**Exercise:** Number of lines below with the word "Cash": state it and write nothing more.

Dataset entries
○ ○ ○ ○
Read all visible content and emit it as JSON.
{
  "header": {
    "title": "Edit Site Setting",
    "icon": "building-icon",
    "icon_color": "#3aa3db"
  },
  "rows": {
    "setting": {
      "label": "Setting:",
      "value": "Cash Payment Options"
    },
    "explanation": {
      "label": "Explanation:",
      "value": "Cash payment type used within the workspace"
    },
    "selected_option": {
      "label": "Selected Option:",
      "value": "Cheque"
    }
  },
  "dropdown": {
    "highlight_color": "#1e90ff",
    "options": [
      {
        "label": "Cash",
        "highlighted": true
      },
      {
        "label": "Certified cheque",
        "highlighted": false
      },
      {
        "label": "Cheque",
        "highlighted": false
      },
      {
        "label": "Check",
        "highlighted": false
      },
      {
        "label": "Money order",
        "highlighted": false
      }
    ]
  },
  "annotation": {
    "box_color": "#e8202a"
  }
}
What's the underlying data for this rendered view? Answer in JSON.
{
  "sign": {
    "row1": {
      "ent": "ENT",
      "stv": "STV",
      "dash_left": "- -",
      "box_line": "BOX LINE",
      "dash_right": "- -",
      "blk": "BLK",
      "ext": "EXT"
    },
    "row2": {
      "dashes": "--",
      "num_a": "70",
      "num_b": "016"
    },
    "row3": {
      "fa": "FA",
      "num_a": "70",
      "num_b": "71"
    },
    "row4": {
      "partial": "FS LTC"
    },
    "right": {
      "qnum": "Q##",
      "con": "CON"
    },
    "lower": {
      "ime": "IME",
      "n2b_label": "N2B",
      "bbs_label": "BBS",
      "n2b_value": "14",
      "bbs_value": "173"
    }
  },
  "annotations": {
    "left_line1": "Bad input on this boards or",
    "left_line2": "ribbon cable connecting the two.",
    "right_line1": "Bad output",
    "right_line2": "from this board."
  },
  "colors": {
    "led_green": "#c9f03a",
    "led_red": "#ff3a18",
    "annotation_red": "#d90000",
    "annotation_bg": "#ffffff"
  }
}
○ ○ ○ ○
**Output:** 3